* **Assignment**
Only lines with the string "screenshot" are wanted. Pull them out of the data.

(Entries from a dataset of interfaces)
┌──
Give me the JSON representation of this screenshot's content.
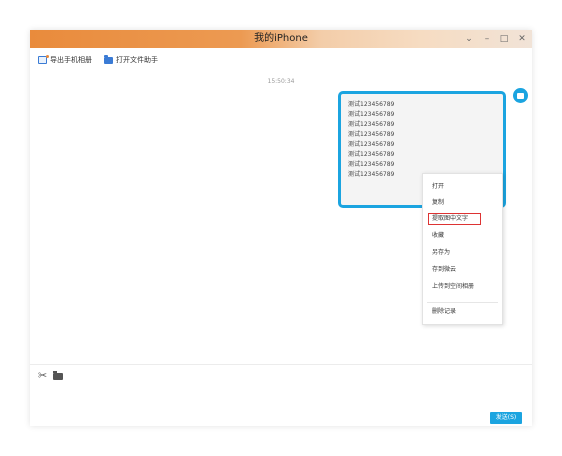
{
  "window": {
    "title": "我的iPhone",
    "controls": {
      "dropdown": "⌄",
      "minimize": "–",
      "maximize": "□",
      "close": "✕"
    }
  },
  "toolbar": {
    "export_photos": "导出手机相册",
    "open_file_assistant": "打开文件助手"
  },
  "chat": {
    "timestamp": "15:50:34",
    "message_lines": [
      "测试123456789",
      "测试123456789",
      "测试123456789",
      "测试123456789",
      "测试123456789",
      "测试123456789",
      "测试123456789",
      "测试123456789"
    ]
  },
  "context_menu": {
    "items": [
      "打开",
      "复制",
      "提取图中文字",
      "收藏",
      "另存为",
      "存到微云",
      "上传到空间相册",
      "删除记录"
    ],
    "highlighted_index": 2
  },
  "composer": {
    "send_label": "发送(S)"
  },
  "colors": {
    "accent": "#1ba4e0",
    "title_bar": "#e98b3c",
    "highlight_border": "#dd3333"
  }
}
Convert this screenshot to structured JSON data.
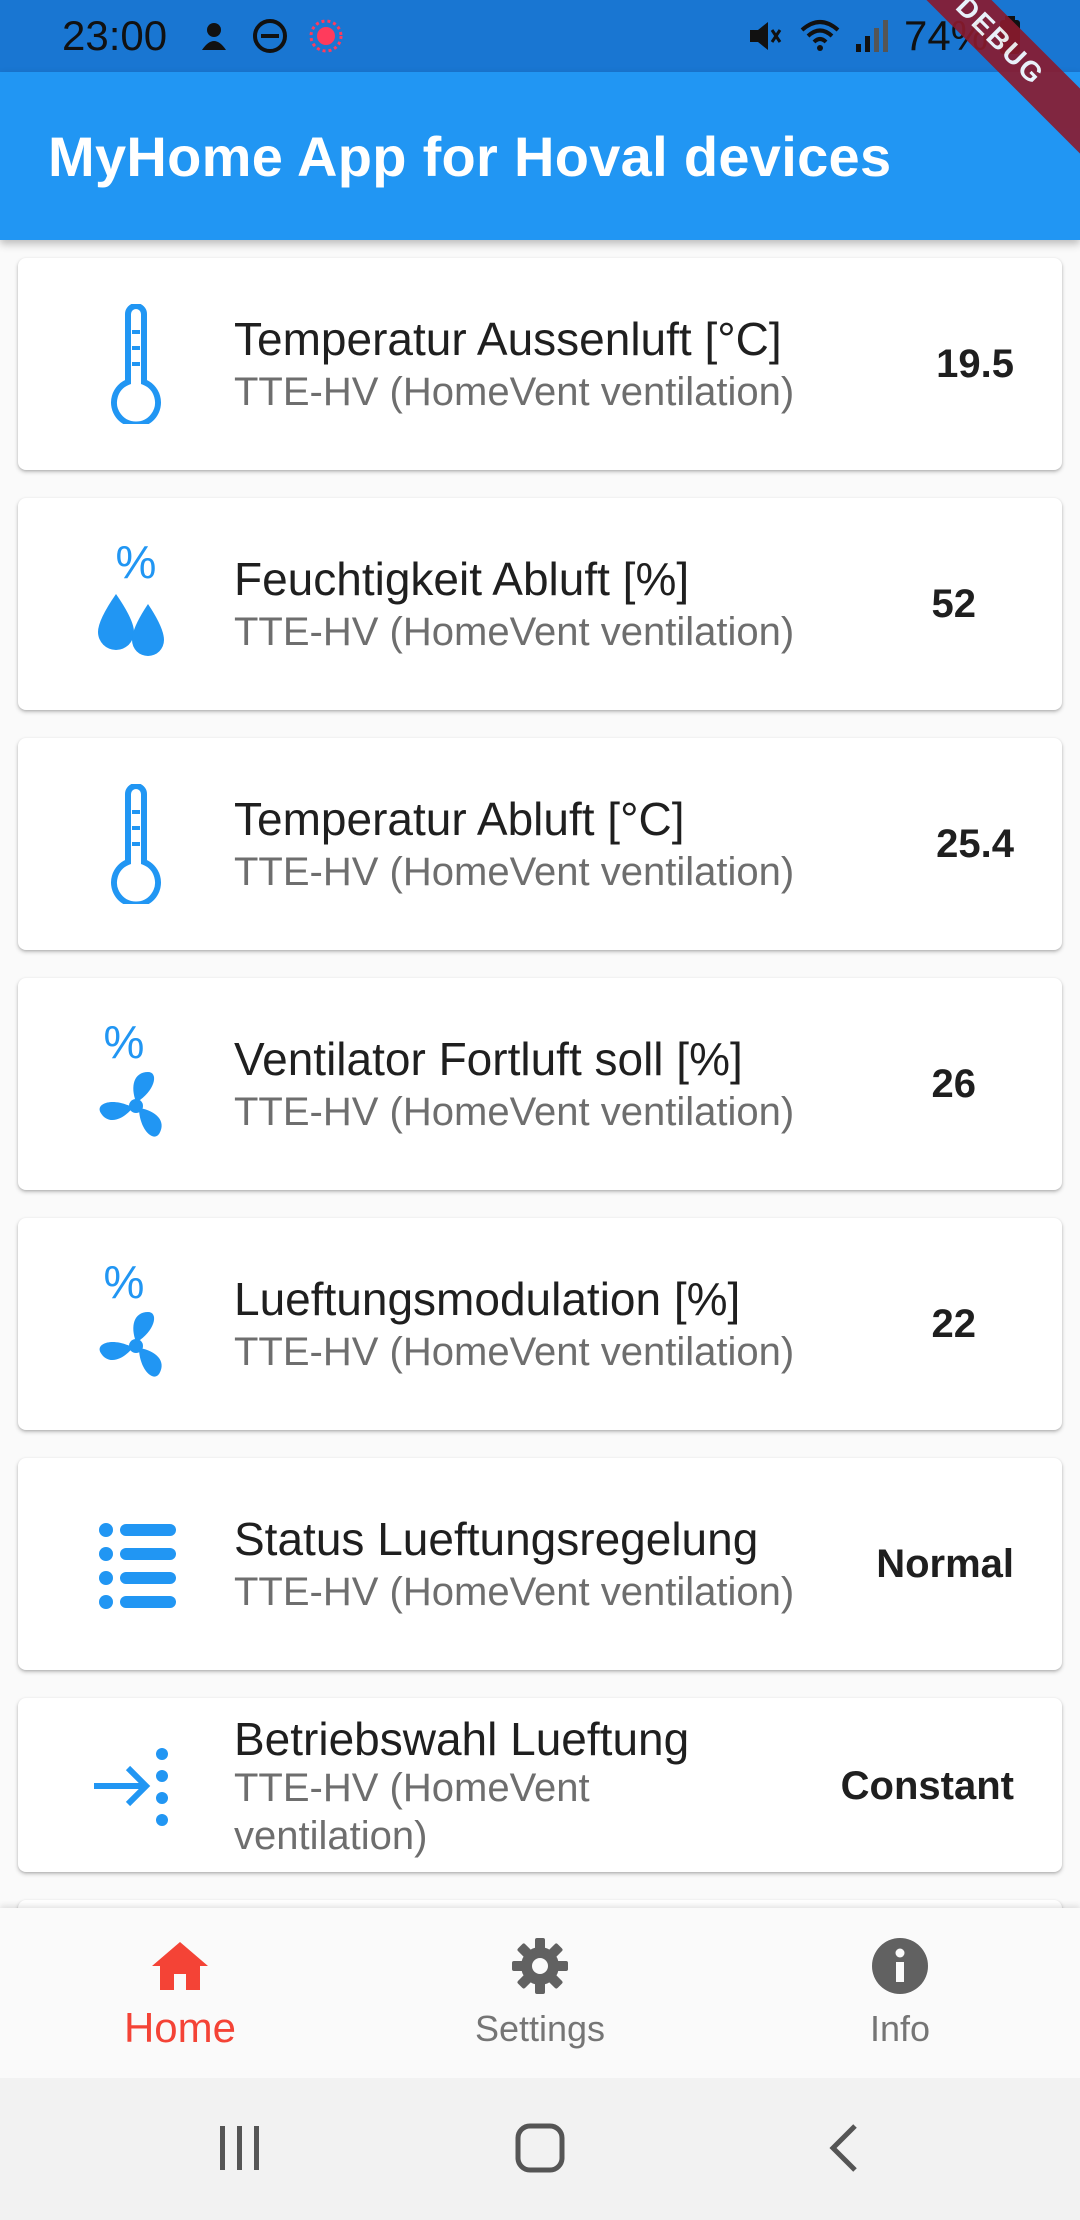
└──
* **Task result**
Give me the JSON representation of this screenshot's content.
Convert this screenshot to structured JSON data.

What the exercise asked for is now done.